April sat with Rick as the triage nurse took Becky's vitals. "Did she have a rash?" the nurse asked. April answered quickly "No, but her temp increased quickly. She feels like it's starting to come back to normal though. Dr. Roach wanted to observe her overnight." "Is she developmentally delayed?" the nurse asked as she eyed the pacifier in Becky's mouth and then glanced at her wet diaper. "She underwent a severely traumatic event that left her terrified. Her psychologist advised us to encourage toddler behavior until she was home for a month or so." April explained. She hoped Rick was alright with her answering all the questions. "And you're her father?" the nurse asked Rick. "Yes." he answered as he pulled Becky's arm back in toward her chest after her blood pressure was taken. "And you're her mother?" "No. I'm her Aunt." April lied. After a laundry list of questions and several forms, the nurse put a hospital bracelet on Becky's wrist and called for a wheelchair. They were soon on their way up to the floor with Rick sitting in the chair holding Becky in his lap. Twenty minutes later, Becky was snuggled in bed, a dry diaper on her bottom, her Minnie Mouse hugged close. She would nurse intermittently on her pacifier as Rick watched her. When Carrie the nurse came in, she asked a slew of questions, including whether Becky drank from a bottle and did she feed herself. "Yes she takes a bottle and we feed her at this point. I have bottles here, we'll just need milk and juice." April answered. "Alright, then I'll order her a tray for dinner. I don't think she'll be awake for lunch as it's eleven thirty now." the nurse told her. "I'll bring some PediaSure for her bottle in case she wakes up hungry." "Thank you." April replied with a smile. She was glad they weren't giving her and Rick a hard time about Becky. "It will be so much better if they just go along with what Craig recommended." she thought. "I think I'll lay down with her if you don't mind." Rick told April. "There's no telling how long I'll be up later." "That's a good idea." she responded. Rick pulled the covers back and laid down next to Becky. He pulled her close to him, making sure she still had Minnie in her arms. He closed his eyes as he began gently patting her diaper.
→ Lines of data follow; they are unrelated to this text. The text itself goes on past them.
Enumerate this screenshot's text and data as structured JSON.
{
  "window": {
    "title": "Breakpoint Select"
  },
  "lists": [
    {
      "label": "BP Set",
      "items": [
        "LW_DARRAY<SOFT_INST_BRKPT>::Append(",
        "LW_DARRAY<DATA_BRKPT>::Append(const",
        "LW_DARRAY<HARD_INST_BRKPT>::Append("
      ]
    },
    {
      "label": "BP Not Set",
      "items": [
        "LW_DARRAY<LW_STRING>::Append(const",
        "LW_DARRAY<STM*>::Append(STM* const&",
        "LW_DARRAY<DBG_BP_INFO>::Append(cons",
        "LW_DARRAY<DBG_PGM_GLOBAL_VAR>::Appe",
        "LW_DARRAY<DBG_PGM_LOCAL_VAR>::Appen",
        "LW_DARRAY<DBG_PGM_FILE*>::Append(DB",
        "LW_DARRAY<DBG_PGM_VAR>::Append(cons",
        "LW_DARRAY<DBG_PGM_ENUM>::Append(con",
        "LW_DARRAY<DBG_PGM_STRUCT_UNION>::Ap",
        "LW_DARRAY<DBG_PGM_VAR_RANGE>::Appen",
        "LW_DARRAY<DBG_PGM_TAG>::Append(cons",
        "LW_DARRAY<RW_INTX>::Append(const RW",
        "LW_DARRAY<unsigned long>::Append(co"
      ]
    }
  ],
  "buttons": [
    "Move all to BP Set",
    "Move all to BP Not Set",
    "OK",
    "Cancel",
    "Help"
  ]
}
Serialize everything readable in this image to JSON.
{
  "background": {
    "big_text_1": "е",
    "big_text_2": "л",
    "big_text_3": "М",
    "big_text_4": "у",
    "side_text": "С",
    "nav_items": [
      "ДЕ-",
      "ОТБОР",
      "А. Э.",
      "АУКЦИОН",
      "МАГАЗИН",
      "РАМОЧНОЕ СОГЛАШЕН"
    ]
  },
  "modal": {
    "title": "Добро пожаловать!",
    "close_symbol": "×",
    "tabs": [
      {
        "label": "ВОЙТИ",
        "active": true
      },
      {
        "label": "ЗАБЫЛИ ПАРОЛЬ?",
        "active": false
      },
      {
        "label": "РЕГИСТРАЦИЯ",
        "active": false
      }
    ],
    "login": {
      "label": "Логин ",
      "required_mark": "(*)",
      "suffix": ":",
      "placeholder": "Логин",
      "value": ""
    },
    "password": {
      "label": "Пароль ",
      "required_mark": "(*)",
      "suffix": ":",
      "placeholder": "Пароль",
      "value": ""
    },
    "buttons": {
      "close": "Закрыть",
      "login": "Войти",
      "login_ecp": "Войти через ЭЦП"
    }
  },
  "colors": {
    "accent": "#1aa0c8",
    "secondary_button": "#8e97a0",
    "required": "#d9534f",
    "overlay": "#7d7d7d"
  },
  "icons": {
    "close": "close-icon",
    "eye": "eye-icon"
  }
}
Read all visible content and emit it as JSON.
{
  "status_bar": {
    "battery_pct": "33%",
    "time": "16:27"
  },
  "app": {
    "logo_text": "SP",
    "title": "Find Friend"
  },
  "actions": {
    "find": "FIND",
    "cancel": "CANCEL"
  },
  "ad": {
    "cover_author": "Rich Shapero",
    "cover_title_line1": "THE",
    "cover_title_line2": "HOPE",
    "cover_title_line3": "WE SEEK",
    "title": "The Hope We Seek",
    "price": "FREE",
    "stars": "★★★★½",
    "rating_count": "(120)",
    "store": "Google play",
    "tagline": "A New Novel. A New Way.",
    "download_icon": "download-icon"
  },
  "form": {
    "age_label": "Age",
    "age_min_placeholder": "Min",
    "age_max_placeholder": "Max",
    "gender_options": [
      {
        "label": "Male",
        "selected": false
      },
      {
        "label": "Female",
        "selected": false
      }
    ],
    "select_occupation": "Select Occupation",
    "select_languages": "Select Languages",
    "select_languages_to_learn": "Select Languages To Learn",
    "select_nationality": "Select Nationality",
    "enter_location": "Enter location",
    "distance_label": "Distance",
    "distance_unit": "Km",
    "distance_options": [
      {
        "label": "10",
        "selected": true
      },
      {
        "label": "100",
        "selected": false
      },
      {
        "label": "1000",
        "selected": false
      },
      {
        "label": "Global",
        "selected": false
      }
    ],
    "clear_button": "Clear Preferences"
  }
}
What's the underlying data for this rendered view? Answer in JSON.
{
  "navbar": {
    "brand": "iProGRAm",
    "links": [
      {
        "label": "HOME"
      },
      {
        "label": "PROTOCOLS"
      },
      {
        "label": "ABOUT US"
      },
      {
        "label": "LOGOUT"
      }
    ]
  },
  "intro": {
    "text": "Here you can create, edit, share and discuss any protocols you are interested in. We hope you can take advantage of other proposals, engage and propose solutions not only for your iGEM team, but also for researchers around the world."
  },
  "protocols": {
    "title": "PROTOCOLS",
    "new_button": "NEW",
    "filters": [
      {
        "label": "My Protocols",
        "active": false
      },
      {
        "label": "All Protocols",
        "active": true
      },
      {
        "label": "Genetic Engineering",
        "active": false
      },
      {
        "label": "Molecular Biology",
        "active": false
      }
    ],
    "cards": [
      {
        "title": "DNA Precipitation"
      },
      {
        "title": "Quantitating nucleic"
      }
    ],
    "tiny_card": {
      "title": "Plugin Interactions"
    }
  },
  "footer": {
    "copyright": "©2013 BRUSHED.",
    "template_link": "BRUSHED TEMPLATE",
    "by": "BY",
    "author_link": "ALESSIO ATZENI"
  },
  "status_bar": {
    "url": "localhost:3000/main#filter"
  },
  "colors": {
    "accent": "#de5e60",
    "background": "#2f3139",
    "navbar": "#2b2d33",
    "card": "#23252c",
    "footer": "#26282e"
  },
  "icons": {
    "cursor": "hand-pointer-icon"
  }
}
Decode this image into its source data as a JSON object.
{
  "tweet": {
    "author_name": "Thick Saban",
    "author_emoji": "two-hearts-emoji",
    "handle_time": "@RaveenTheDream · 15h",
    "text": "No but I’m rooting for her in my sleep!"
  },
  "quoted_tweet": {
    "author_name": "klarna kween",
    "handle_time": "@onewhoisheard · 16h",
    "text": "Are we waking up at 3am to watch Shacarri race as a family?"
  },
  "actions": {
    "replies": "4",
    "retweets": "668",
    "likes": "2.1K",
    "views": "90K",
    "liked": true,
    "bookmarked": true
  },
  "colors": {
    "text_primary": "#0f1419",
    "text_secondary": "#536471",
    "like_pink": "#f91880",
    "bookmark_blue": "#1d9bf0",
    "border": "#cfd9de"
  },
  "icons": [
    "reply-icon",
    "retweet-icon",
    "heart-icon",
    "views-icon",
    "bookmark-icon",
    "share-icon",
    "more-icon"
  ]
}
With any luck, she would be alright with being in the hospital and Billy would do just fine. These were the thoughts making their way through his mind as he drifted off to sleep.